Activity:
Please return each record exactly, leaving nothing out.

*** The data Section Begins ***

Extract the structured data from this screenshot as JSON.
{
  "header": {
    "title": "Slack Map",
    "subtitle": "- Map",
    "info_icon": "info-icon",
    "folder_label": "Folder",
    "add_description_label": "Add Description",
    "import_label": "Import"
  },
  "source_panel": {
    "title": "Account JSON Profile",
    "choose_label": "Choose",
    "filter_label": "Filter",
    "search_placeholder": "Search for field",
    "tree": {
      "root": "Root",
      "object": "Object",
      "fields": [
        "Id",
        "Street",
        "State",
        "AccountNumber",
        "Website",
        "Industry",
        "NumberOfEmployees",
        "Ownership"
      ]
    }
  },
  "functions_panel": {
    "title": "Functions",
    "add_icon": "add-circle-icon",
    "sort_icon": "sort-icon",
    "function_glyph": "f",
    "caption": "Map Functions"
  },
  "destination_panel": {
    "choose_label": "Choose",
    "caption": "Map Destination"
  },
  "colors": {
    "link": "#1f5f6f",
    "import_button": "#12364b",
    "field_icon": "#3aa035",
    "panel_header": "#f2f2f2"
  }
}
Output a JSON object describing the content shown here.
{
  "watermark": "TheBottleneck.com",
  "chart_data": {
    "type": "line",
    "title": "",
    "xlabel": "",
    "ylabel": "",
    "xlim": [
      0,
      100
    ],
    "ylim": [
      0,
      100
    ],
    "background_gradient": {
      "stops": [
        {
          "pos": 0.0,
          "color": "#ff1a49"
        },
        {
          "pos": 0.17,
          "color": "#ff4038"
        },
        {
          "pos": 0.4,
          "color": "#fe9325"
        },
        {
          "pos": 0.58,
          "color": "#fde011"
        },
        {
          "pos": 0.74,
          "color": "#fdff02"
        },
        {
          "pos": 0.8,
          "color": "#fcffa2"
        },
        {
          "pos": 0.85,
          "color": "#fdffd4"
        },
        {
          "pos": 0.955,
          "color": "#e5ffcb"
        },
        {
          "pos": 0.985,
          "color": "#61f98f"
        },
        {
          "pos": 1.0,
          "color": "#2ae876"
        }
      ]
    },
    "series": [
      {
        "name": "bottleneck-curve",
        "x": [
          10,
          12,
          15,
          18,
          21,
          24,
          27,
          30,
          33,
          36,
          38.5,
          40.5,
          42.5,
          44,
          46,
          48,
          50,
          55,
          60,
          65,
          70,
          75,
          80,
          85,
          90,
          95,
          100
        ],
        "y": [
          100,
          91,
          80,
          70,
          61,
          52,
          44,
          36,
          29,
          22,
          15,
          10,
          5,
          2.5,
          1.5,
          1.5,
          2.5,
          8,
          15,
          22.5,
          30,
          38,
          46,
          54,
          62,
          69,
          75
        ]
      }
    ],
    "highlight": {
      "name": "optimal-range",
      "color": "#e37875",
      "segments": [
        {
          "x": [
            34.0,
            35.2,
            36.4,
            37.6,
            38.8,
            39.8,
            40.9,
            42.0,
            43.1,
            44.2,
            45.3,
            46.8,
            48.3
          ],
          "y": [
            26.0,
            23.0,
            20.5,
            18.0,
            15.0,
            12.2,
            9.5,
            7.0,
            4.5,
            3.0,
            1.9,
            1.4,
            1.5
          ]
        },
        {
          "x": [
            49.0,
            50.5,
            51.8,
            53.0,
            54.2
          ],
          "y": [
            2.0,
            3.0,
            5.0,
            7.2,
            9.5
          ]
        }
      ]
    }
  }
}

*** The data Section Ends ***

Written solution:
Extract the structured data from this screenshot as JSON.
{
  "header": {
    "title": "Slack Map",
    "subtitle": "- Map",
    "info_icon": "info-icon",
    "folder_label": "Folder",
    "add_description_label": "Add Description",
    "import_label": "Import"
  },
  "source_panel": {
    "title": "Account JSON Profile",
    "choose_label": "Choose",
    "filter_label": "Filter",
    "search_placeholder": "Search for field",
    "tree": {
      "root": "Root",
      "object": "Object",
      "fields": [
        "Id",
        "Street",
        "State",
        "AccountNumber",
        "Website",
        "Industry",
        "NumberOfEmployees",
        "Ownership"
      ]
    }
  },
  "functions_panel": {
    "title": "Functions",
    "add_icon": "add-circle-icon",
    "sort_icon": "sort-icon",
    "function_glyph": "f",
    "caption": "Map Functions"
  },
  "destination_panel": {
    "choose_label": "Choose",
    "caption": "Map Destination"
  },
  "colors": {
    "link": "#1f5f6f",
    "import_button": "#12364b",
    "field_icon": "#3aa035",
    "panel_header": "#f2f2f2"
  }
}
Output a JSON object describing the content shown here.
{
  "watermark": "TheBottleneck.com",
  "chart_data": {
    "type": "line",
    "title": "",
    "xlabel": "",
    "ylabel": "",
    "xlim": [
      0,
      100
    ],
    "ylim": [
      0,
      100
    ],
    "background_gradient": {
      "stops": [
        {
          "pos": 0.0,
          "color": "#ff1a49"
        },
        {
          "pos": 0.17,
          "color": "#ff4038"
        },
        {
          "pos": 0.4,
          "color": "#fe9325"
        },
        {
          "pos": 0.58,
          "color": "#fde011"
        },
        {
          "pos": 0.74,
          "color": "#fdff02"
        },
        {
          "pos": 0.8,
          "color": "#fcffa2"
        },
        {
          "pos": 0.85,
          "color": "#fdffd4"
        },
        {
          "pos": 0.955,
          "color": "#e5ffcb"
        },
        {
          "pos": 0.985,
          "color": "#61f98f"
        },
        {
          "pos": 1.0,
          "color": "#2ae876"
        }
      ]
    },
    "series": [
      {
        "name": "bottleneck-curve",
        "x": [
          10,
          12,
          15,
          18,
          21,
          24,
          27,
          30,
          33,
          36,
          38.5,
          40.5,
          42.5,
          44,
          46,
          48,
          50,
          55,
          60,
          65,
          70,
          75,
          80,
          85,
          90,
          95,
          100
        ],
        "y": [
          100,
          91,
          80,
          70,
          61,
          52,
          44,
          36,
          29,
          22,
          15,
          10,
          5,
          2.5,
          1.5,
          1.5,
          2.5,
          8,
          15,
          22.5,
          30,
          38,
          46,
          54,
          62,
          69,
          75
        ]
      }
    ],
    "highlight": {
      "name": "optimal-range",
      "color": "#e37875",
      "segments": [
        {
          "x": [
            34.0,
            35.2,
            36.4,
            37.6,
            38.8,
            39.8,
            40.9,
            42.0,
            43.1,
            44.2,
            45.3,
            46.8,
            48.3
          ],
          "y": [
            26.0,
            23.0,
            20.5,
            18.0,
            15.0,
            12.2,
            9.5,
            7.0,
            4.5,
            3.0,
            1.9,
            1.4,
            1.5
          ]
        },
        {
          "x": [
            49.0,
            50.5,
            51.8,
            53.0,
            54.2
          ],
          "y": [
            2.0,
            3.0,
            5.0,
            7.2,
            9.5
          ]
        }
      ]
    }
  }
}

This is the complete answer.